DUBLIN, July 25, 2011 ( – In a speech in the Dail, Irish Prime Minister Enda Kenny has attacked the Vatican, accusing it of obstructing efforts to protect children from clerical abusers, and of interfering in a “sovereign, democratic republic.”

Following the publication of an independent judicial report, the fourth of its kind, on the cover-up of abuse of minors in the Cloyne diocese, a tide of outrage and anger has gripped the Irish public, some of whom are calling for the arrest of the former Cloyne bishop, John Magee.

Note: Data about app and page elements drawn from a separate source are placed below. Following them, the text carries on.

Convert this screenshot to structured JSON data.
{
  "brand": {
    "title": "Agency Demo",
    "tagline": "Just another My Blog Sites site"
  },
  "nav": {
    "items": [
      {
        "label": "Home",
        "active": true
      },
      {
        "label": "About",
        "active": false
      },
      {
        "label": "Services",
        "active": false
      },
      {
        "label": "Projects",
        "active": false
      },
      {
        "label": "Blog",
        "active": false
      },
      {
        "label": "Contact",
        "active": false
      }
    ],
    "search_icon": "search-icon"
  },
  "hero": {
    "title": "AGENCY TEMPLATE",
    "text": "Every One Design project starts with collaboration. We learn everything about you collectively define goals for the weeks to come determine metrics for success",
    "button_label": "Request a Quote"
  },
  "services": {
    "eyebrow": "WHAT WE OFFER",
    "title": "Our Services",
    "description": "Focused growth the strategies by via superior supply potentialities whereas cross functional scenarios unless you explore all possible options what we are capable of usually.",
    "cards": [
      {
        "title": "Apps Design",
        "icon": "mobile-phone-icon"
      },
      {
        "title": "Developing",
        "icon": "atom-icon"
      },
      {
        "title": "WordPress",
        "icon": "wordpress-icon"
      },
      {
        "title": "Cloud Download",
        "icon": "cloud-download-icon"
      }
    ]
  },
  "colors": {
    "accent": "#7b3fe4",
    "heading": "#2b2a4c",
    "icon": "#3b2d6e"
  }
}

The Cloyne report highlighted a letter in which the Vatican described the Irish bishops’ 1996 guidelines for dealing with allegations of abuse as a “study document,” and not a binding set of rules. Vatican authorities had pointed out that the Irish guidelines had not sufficiently safeguarded the rights of accused priests to civil or canonical due process.

This letter was the basis of Enda Kenny’s attack on the Vatican. Kenny called the letter an “attempt by the Holy See, to frustrate an Inquiry in a sovereign, democratic republic as little as three years ago.”

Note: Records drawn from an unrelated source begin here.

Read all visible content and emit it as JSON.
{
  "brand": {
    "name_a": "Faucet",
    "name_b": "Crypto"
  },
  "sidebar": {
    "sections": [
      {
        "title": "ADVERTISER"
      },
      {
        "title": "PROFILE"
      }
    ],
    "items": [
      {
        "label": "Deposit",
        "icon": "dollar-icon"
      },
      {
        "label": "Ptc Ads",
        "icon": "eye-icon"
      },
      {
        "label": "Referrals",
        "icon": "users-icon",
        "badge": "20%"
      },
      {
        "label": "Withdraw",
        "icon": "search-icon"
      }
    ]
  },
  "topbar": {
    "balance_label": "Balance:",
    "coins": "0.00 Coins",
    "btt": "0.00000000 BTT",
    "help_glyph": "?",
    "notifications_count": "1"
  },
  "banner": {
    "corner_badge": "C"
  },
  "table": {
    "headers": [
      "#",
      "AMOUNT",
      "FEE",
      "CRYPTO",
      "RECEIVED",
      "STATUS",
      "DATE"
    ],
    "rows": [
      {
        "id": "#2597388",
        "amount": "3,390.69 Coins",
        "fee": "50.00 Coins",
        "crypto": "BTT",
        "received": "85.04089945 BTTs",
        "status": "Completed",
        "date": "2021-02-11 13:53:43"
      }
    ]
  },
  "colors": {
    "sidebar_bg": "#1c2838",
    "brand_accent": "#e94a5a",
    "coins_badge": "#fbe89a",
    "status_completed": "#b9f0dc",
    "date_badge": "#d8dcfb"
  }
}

He also accused the Vatican of placing canon law above civil law and having “downplayed or managed” the “rape and torture of children … to uphold instead, the primacy of the institution, its power, standing and ‘reputation.’”

Kenny said that “the Irish people, including the very many faithful Catholics who – like me – have been shocked and dismayed by the repeated failings of church authorities to face up to what is required, deserve and require confirmation from the Vatican that they do accept, endorse and require compliance by all church authorities here with, the obligations to report all cases of suspected abuse, whether current or historical, to the state’s authorities.”

This confirmation, however, has already been given. In 2001, Pope Benedict XVI, when he was Joseph Ratzinger, the Cardinal Prefect of the Congregation for the Doctrine of the Faith, issued norms for the Church worldwide making clear that “civil law concerning reporting of crimes to the appropriate authorities should always be followed.”

The Cloyne report found, however, that two-thirds of abuse allegations made between 1996 and 2009 were not passed on to police, as required by the Irish Church’s guidelines and Cardinal Ratzinger’s clear norms.

While Kenny has focused on the Vatican, the four reports published by the Murphy Commission have specifically named four Irish bishops as the culprits behind the lack of reporting of abuse. The investigation into the Cloyne diocese found that “the primary responsibility for the failure to implement the agreed procedures lies with Bishop Magee.”

“It is a remarkable fact,” the report notes, “that Bishop Magee took little or no active interest in the management of clerical child sexual abuse cases until 2008.”

“The commission recognises that the church guidelines were far more stringent than those adopted by the State in that they required that all allegations against priests operating in a diocese be reported to the health authorities as well as to the gardaí,” the Cloyne report said.

Public outrage against the Irish Catholic leadership, particularly against the bishops, is likely behind the absence of any official response from the Conference of Irish Catholic bishops to the suggestion by ministers that priests who refuse to disclose information gained in confession could be jailed.

On July 13th Justice Minister Alan Shatter and Children’s Minister Frances Fitzgerald announced that the government will finally install rules making reporting mandatory throughout Ireland. These, they said, will apply even to priests who learn of abuse in the confessional – even though confession is governed by the strictest secrecy under Church law.

The Cloyne report also pointed to a lack of co-operation from the Department of Children with the committee’s investigation – a finding that has received little attention. The department, the Cloyne report said, took refuge in legal confidentiality privileges and refused to disclose the nature of legal advice it had received pertaining to its authority in cases of abuse by non-family members. On the strength of that advice and despite the concerns of individual social workers, the department, the report said, claimed that the law was already sufficient to protect children from non-familial abusers.

The Cloyne Report is the fourth in a series of judicial investigations into decades of sexual, physical and psychological abuse of young people in parishes, orphanages and workhouses. In the first half of the 20th century, the secular authorities paired with the Church to create these institutions throughout Ireland, ostensibly for the care and correction of young people. These included the notorious laundries where young women who were suspected of immoral behavior were incarcerated.